§ **Brief**: Across the lines of the records below, how many have the string "data" in them? Answer with the number alone.

§ **Records for processing**:
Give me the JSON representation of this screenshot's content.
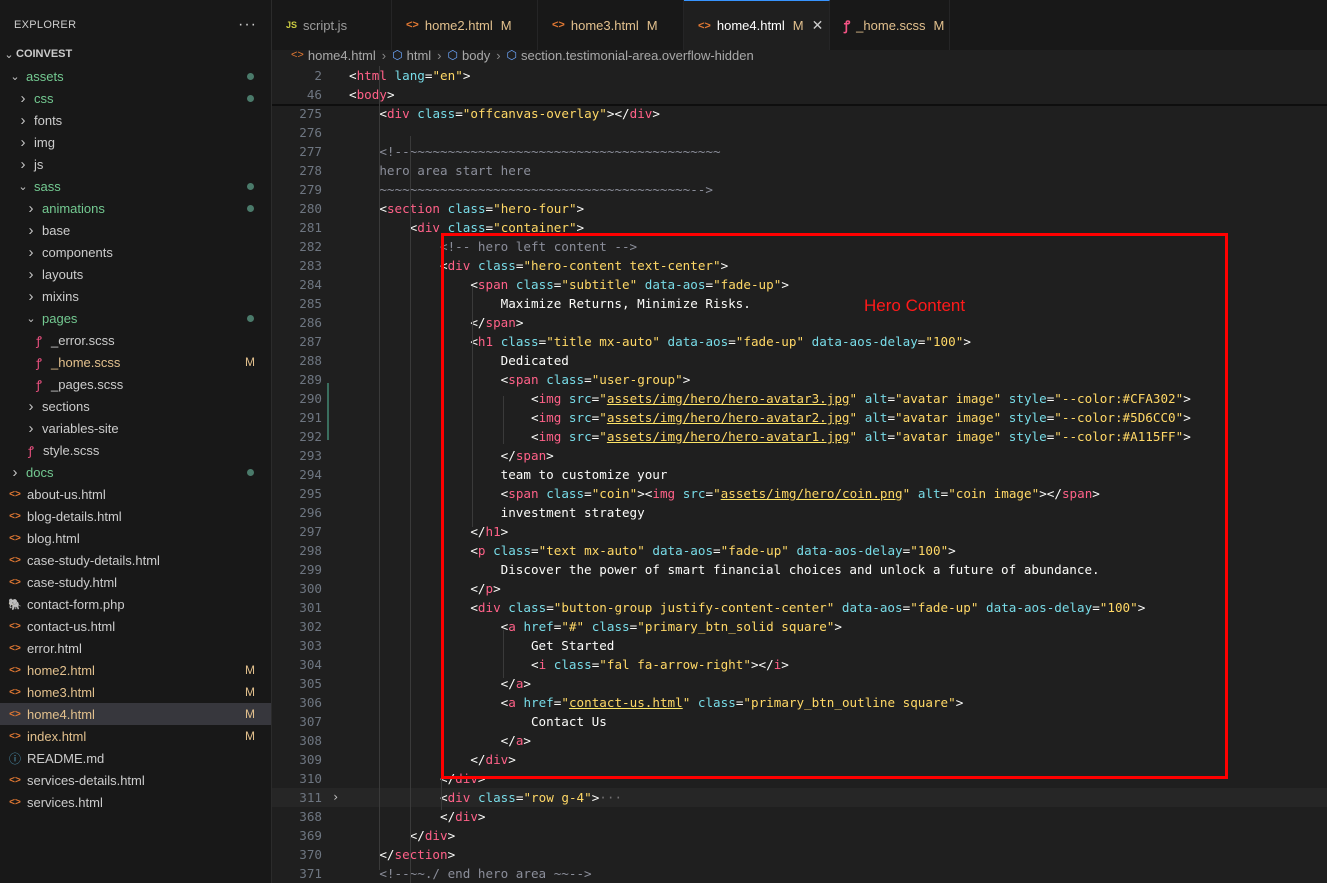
{
  "sidebar": {
    "title": "EXPLORER",
    "more": "···",
    "root": "COINVEST",
    "items": [
      {
        "label": "assets",
        "type": "folder-open",
        "depth": 1,
        "status": "dir-mod"
      },
      {
        "label": "css",
        "type": "folder",
        "depth": 2,
        "status": "dir-mod"
      },
      {
        "label": "fonts",
        "type": "folder",
        "depth": 2,
        "status": "plain"
      },
      {
        "label": "img",
        "type": "folder",
        "depth": 2,
        "status": "plain"
      },
      {
        "label": "js",
        "type": "folder",
        "depth": 2,
        "status": "plain"
      },
      {
        "label": "sass",
        "type": "folder-open",
        "depth": 2,
        "status": "dir-mod"
      },
      {
        "label": "animations",
        "type": "folder",
        "depth": 3,
        "status": "dir-mod"
      },
      {
        "label": "base",
        "type": "folder",
        "depth": 3,
        "status": "plain"
      },
      {
        "label": "components",
        "type": "folder",
        "depth": 3,
        "status": "plain"
      },
      {
        "label": "layouts",
        "type": "folder",
        "depth": 3,
        "status": "plain"
      },
      {
        "label": "mixins",
        "type": "folder",
        "depth": 3,
        "status": "plain"
      },
      {
        "label": "pages",
        "type": "folder-open",
        "depth": 3,
        "status": "dir-mod"
      },
      {
        "label": "_error.scss",
        "type": "scss",
        "depth": 4,
        "status": "plain"
      },
      {
        "label": "_home.scss",
        "type": "scss",
        "depth": 4,
        "status": "mod",
        "badge": "M"
      },
      {
        "label": "_pages.scss",
        "type": "scss",
        "depth": 4,
        "status": "plain"
      },
      {
        "label": "sections",
        "type": "folder",
        "depth": 3,
        "status": "plain"
      },
      {
        "label": "variables-site",
        "type": "folder",
        "depth": 3,
        "status": "plain"
      },
      {
        "label": "style.scss",
        "type": "scss",
        "depth": 3,
        "status": "plain"
      },
      {
        "label": "docs",
        "type": "folder",
        "depth": 1,
        "status": "dir-mod"
      },
      {
        "label": "about-us.html",
        "type": "html",
        "depth": 1,
        "status": "plain"
      },
      {
        "label": "blog-details.html",
        "type": "html",
        "depth": 1,
        "status": "plain"
      },
      {
        "label": "blog.html",
        "type": "html",
        "depth": 1,
        "status": "plain"
      },
      {
        "label": "case-study-details.html",
        "type": "html",
        "depth": 1,
        "status": "plain"
      },
      {
        "label": "case-study.html",
        "type": "html",
        "depth": 1,
        "status": "plain"
      },
      {
        "label": "contact-form.php",
        "type": "php",
        "depth": 1,
        "status": "plain"
      },
      {
        "label": "contact-us.html",
        "type": "html",
        "depth": 1,
        "status": "plain"
      },
      {
        "label": "error.html",
        "type": "html",
        "depth": 1,
        "status": "plain"
      },
      {
        "label": "home2.html",
        "type": "html",
        "depth": 1,
        "status": "mod",
        "badge": "M"
      },
      {
        "label": "home3.html",
        "type": "html",
        "depth": 1,
        "status": "mod",
        "badge": "M"
      },
      {
        "label": "home4.html",
        "type": "html",
        "depth": 1,
        "status": "mod",
        "badge": "M",
        "selected": true
      },
      {
        "label": "index.html",
        "type": "html",
        "depth": 1,
        "status": "mod",
        "badge": "M"
      },
      {
        "label": "README.md",
        "type": "info",
        "depth": 1,
        "status": "plain"
      },
      {
        "label": "services-details.html",
        "type": "html",
        "depth": 1,
        "status": "plain"
      },
      {
        "label": "services.html",
        "type": "html",
        "depth": 1,
        "status": "plain"
      }
    ]
  },
  "tabs": [
    {
      "label": "script.js",
      "icon": "JS",
      "modified": ""
    },
    {
      "label": "home2.html",
      "icon": "<>",
      "modified": "M"
    },
    {
      "label": "home3.html",
      "icon": "<>",
      "modified": "M"
    },
    {
      "label": "home4.html",
      "icon": "<>",
      "modified": "M",
      "active": true,
      "close": "✕"
    },
    {
      "label": "_home.scss",
      "icon": "scss",
      "modified": "M"
    }
  ],
  "breadcrumb": [
    "home4.html",
    "html",
    "body",
    "section.testimonial-area.overflow-hidden"
  ],
  "annotation": "Hero Content",
  "code_lines": [
    {
      "n": "2",
      "t": "<html lang=\"en\">",
      "sticky": true
    },
    {
      "n": "46",
      "t": "<body>",
      "sticky": true
    },
    {
      "n": "275",
      "t": "    <div class=\"offcanvas-overlay\"></div>"
    },
    {
      "n": "276",
      "t": ""
    },
    {
      "n": "277",
      "t": "    <!--~~~~~~~~~~~~~~~~~~~~~~~~~~~~~~~~~~~~~~~~~"
    },
    {
      "n": "278",
      "t": "    hero area start here"
    },
    {
      "n": "279",
      "t": "    ~~~~~~~~~~~~~~~~~~~~~~~~~~~~~~~~~~~~~~~~~-->"
    },
    {
      "n": "280",
      "t": "    <section class=\"hero-four\">"
    },
    {
      "n": "281",
      "t": "        <div class=\"container\">"
    },
    {
      "n": "282",
      "t": "            <!-- hero left content -->"
    },
    {
      "n": "283",
      "t": "            <div class=\"hero-content text-center\">"
    },
    {
      "n": "284",
      "t": "                <span class=\"subtitle\" data-aos=\"fade-up\">"
    },
    {
      "n": "285",
      "t": "                    Maximize Returns, Minimize Risks."
    },
    {
      "n": "286",
      "t": "                </span>"
    },
    {
      "n": "287",
      "t": "                <h1 class=\"title mx-auto\" data-aos=\"fade-up\" data-aos-delay=\"100\">"
    },
    {
      "n": "288",
      "t": "                    Dedicated"
    },
    {
      "n": "289",
      "t": "                    <span class=\"user-group\">"
    },
    {
      "n": "290",
      "t": "                        <img src=\"assets/img/hero/hero-avatar3.jpg\" alt=\"avatar image\" style=\"--color:#CFA302\">"
    },
    {
      "n": "291",
      "t": "                        <img src=\"assets/img/hero/hero-avatar2.jpg\" alt=\"avatar image\" style=\"--color:#5D6CC0\">"
    },
    {
      "n": "292",
      "t": "                        <img src=\"assets/img/hero/hero-avatar1.jpg\" alt=\"avatar image\" style=\"--color:#A115FF\">"
    },
    {
      "n": "293",
      "t": "                    </span>"
    },
    {
      "n": "294",
      "t": "                    team to customize your"
    },
    {
      "n": "295",
      "t": "                    <span class=\"coin\"><img src=\"assets/img/hero/coin.png\" alt=\"coin image\"></span>"
    },
    {
      "n": "296",
      "t": "                    investment strategy"
    },
    {
      "n": "297",
      "t": "                </h1>"
    },
    {
      "n": "298",
      "t": "                <p class=\"text mx-auto\" data-aos=\"fade-up\" data-aos-delay=\"100\">"
    },
    {
      "n": "299",
      "t": "                    Discover the power of smart financial choices and unlock a future of abundance."
    },
    {
      "n": "300",
      "t": "                </p>"
    },
    {
      "n": "301",
      "t": "                <div class=\"button-group justify-content-center\" data-aos=\"fade-up\" data-aos-delay=\"100\">"
    },
    {
      "n": "302",
      "t": "                    <a href=\"#\" class=\"primary_btn_solid square\">"
    },
    {
      "n": "303",
      "t": "                        Get Started"
    },
    {
      "n": "304",
      "t": "                        <i class=\"fal fa-arrow-right\"></i>"
    },
    {
      "n": "305",
      "t": "                    </a>"
    },
    {
      "n": "306",
      "t": "                    <a href=\"contact-us.html\" class=\"primary_btn_outline square\">"
    },
    {
      "n": "307",
      "t": "                        Contact Us"
    },
    {
      "n": "308",
      "t": "                    </a>"
    },
    {
      "n": "309",
      "t": "                </div>"
    },
    {
      "n": "310",
      "t": "            </div>"
    },
    {
      "n": "311",
      "t": "            <div class=\"row g-4\">···",
      "current": true,
      "folded": true
    },
    {
      "n": "368",
      "t": "            </div>"
    },
    {
      "n": "369",
      "t": "        </div>"
    },
    {
      "n": "370",
      "t": "    </section>"
    },
    {
      "n": "371",
      "t": "    <!--~~./ end hero area ~~-->"
    }
  ]
}
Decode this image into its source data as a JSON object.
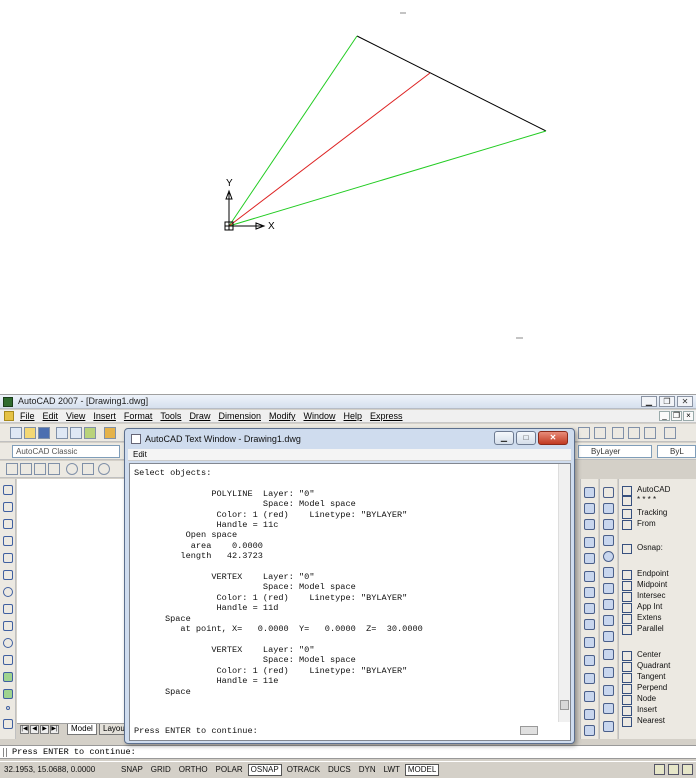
{
  "viewport": {
    "axis_x_label": "X",
    "axis_y_label": "Y"
  },
  "app": {
    "title": "AutoCAD 2007 - [Drawing1.dwg]",
    "menus": [
      "File",
      "Edit",
      "View",
      "Insert",
      "Format",
      "Tools",
      "Draw",
      "Dimension",
      "Modify",
      "Window",
      "Help",
      "Express"
    ],
    "workspace": "AutoCAD Classic",
    "layer_color": "ByLayer",
    "layer_linetype": "ByL"
  },
  "layout_tabs": {
    "model": "Model",
    "layout": "Layou"
  },
  "text_window": {
    "title": "AutoCAD Text Window - Drawing1.dwg",
    "menu_edit": "Edit",
    "content": "Select objects:\n\n               POLYLINE  Layer: \"0\"\n                         Space: Model space\n                Color: 1 (red)    Linetype: \"BYLAYER\"\n                Handle = 11c\n          Open space\n           area    0.0000\n         length   42.3723\n\n               VERTEX    Layer: \"0\"\n                         Space: Model space\n                Color: 1 (red)    Linetype: \"BYLAYER\"\n                Handle = 11d\n      Space\n         at point, X=   0.0000  Y=   0.0000  Z=  30.0000\n\n               VERTEX    Layer: \"0\"\n                         Space: Model space\n                Color: 1 (red)    Linetype: \"BYLAYER\"\n                Handle = 11e\n      Space",
    "prompt": "Press ENTER to continue:"
  },
  "osnap": {
    "items": [
      "AutoCAD",
      "* * * *",
      "Tracking",
      "From",
      "",
      "Osnap:",
      "",
      "Endpoint",
      "Midpoint",
      "Intersec",
      "App Int",
      "Extens",
      "Parallel",
      "",
      "Center",
      "Quadrant",
      "Tangent",
      "Perpend",
      "Node",
      "Insert",
      "Nearest"
    ]
  },
  "command_line": {
    "text": "Press ENTER to continue:"
  },
  "status": {
    "coords": "32.1953,  15.0688, 0.0000",
    "toggles": [
      {
        "label": "SNAP",
        "on": false
      },
      {
        "label": "GRID",
        "on": false
      },
      {
        "label": "ORTHO",
        "on": false
      },
      {
        "label": "POLAR",
        "on": false
      },
      {
        "label": "OSNAP",
        "on": true
      },
      {
        "label": "OTRACK",
        "on": false
      },
      {
        "label": "DUCS",
        "on": false
      },
      {
        "label": "DYN",
        "on": false
      },
      {
        "label": "LWT",
        "on": false
      },
      {
        "label": "MODEL",
        "on": true
      }
    ]
  },
  "colors": {
    "green_line": "#22cc22",
    "red_line": "#dd2222",
    "black_line": "#000000"
  }
}
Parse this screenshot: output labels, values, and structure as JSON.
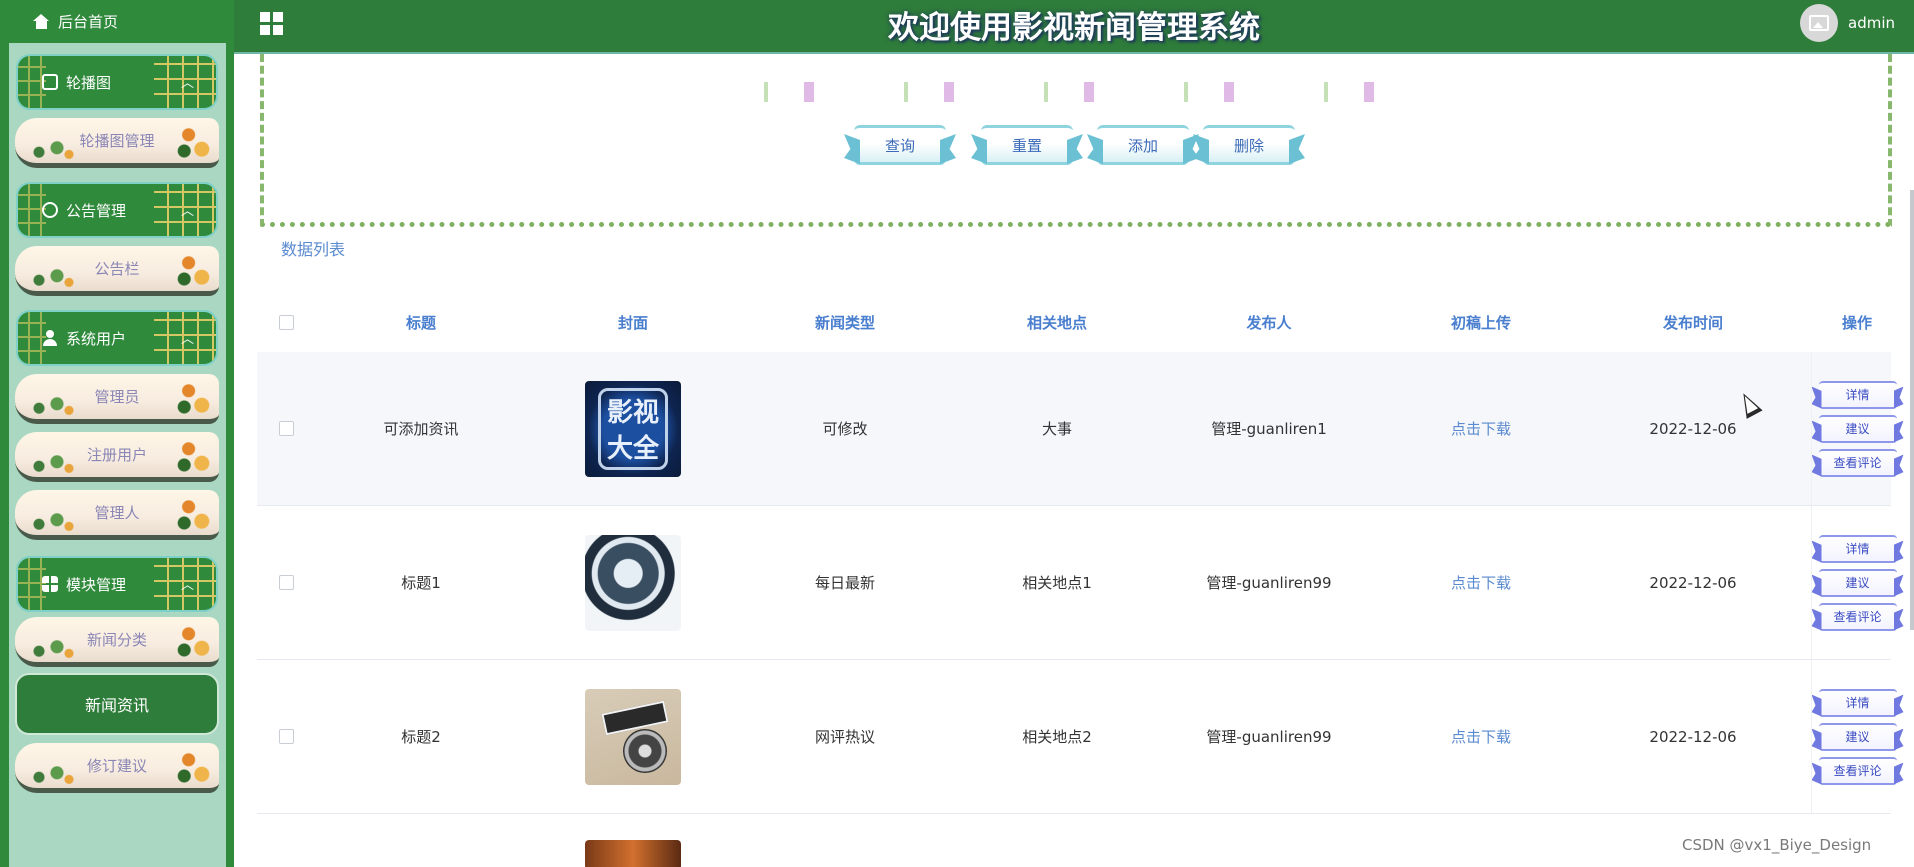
{
  "sidebar": {
    "home_label": "后台首页",
    "groups": [
      {
        "label": "轮播图",
        "items": [
          "轮播图管理"
        ]
      },
      {
        "label": "公告管理",
        "items": [
          "公告栏"
        ]
      },
      {
        "label": "系统用户",
        "items": [
          "管理员",
          "注册用户",
          "管理人"
        ]
      },
      {
        "label": "模块管理",
        "items": [
          "新闻分类",
          "新闻资讯",
          "修订建议"
        ]
      }
    ],
    "active_item": "新闻资讯"
  },
  "header": {
    "title": "欢迎使用影视新闻管理系统",
    "username": "admin"
  },
  "search": {
    "buttons": {
      "query": "查询",
      "reset": "重置",
      "add": "添加",
      "delete": "删除"
    }
  },
  "list_label": "数据列表",
  "table": {
    "columns": [
      "标题",
      "封面",
      "新闻类型",
      "相关地点",
      "发布人",
      "初稿上传",
      "发布时间",
      "操作"
    ],
    "rows": [
      {
        "title": "可添加资讯",
        "cover_text": "影视大全",
        "type": "可修改",
        "place": "大事",
        "publisher": "管理-guanliren1",
        "upload": "点击下载",
        "date": "2022-12-06"
      },
      {
        "title": "标题1",
        "type": "每日最新",
        "place": "相关地点1",
        "publisher": "管理-guanliren99",
        "upload": "点击下载",
        "date": "2022-12-06"
      },
      {
        "title": "标题2",
        "type": "网评热议",
        "place": "相关地点2",
        "publisher": "管理-guanliren99",
        "upload": "点击下载",
        "date": "2022-12-06"
      }
    ],
    "ops": {
      "detail": "详情",
      "suggest": "建议",
      "comments": "查看评论"
    }
  },
  "watermark": "CSDN @vx1_Biye_Design",
  "colors": {
    "primary_green": "#2f7d3a",
    "accent_blue": "#4a7fcf",
    "sidebar_bg": "#a9d7c1"
  }
}
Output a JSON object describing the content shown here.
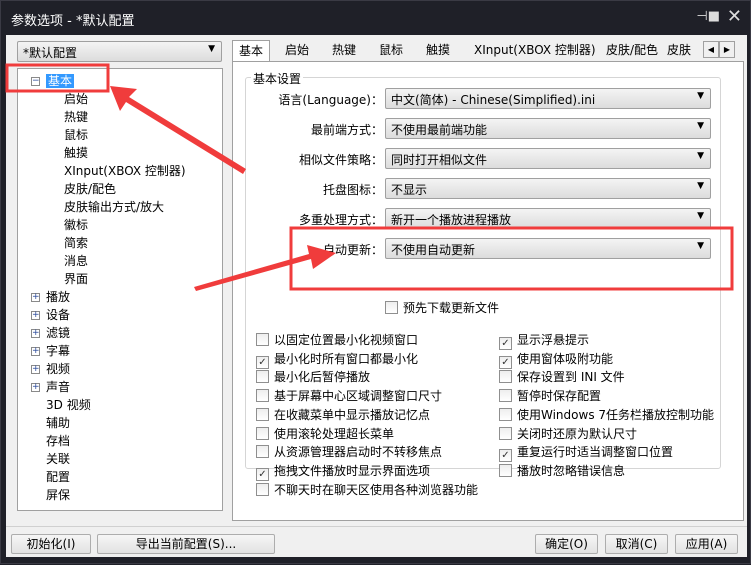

§ **Exercise solution**: 5